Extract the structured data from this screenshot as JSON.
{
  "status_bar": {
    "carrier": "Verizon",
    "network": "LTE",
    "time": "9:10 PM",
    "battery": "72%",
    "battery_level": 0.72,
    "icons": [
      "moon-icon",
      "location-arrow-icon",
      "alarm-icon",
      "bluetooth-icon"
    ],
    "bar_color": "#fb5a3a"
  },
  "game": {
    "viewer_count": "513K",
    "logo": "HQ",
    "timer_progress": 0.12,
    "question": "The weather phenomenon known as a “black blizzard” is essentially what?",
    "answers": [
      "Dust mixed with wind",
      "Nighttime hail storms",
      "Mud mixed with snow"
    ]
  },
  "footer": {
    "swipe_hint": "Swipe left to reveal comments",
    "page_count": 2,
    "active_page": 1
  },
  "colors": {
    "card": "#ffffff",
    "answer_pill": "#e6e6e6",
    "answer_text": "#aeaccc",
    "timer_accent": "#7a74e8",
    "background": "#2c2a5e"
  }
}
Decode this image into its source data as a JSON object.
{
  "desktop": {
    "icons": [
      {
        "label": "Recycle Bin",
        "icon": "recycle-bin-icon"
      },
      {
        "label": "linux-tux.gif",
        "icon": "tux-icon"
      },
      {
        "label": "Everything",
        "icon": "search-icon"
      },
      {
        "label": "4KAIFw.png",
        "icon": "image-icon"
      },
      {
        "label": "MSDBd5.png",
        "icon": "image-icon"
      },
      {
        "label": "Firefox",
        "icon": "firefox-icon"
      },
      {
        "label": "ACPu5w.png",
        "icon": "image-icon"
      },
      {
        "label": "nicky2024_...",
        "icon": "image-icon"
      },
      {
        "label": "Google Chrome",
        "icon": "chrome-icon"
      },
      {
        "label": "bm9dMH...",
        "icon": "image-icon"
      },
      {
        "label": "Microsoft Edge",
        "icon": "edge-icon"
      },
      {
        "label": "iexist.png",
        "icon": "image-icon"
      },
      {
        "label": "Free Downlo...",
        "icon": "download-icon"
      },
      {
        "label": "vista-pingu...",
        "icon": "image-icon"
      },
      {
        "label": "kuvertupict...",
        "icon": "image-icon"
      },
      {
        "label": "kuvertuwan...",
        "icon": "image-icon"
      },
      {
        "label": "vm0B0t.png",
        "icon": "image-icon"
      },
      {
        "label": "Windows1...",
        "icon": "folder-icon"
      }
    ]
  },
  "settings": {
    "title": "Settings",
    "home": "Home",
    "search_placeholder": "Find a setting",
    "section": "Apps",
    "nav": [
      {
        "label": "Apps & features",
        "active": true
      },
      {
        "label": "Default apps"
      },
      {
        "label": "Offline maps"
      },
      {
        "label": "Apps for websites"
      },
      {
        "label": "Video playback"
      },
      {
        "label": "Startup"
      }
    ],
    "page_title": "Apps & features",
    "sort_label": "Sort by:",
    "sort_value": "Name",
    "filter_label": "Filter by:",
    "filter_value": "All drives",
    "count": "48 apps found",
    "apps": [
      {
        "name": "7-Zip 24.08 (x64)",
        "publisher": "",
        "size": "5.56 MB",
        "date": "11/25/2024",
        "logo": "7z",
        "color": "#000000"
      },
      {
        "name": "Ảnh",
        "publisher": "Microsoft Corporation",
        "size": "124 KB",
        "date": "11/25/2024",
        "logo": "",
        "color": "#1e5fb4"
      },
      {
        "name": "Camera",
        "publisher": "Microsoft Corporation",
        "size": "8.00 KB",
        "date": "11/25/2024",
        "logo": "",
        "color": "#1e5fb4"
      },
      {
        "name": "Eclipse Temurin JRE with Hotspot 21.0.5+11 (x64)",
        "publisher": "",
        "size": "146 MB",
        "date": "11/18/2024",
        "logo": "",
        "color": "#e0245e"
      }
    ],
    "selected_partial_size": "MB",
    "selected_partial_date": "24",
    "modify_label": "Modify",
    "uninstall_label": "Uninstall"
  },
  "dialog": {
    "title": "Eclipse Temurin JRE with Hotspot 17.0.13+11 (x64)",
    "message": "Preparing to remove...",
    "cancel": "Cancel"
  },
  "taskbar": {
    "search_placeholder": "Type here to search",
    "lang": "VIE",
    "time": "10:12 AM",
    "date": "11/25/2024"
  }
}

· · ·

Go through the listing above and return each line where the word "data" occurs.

> [Solution to the problem]
Extract the structured data from this screenshot as JSON.
Decode this image into its source data as a JSON object.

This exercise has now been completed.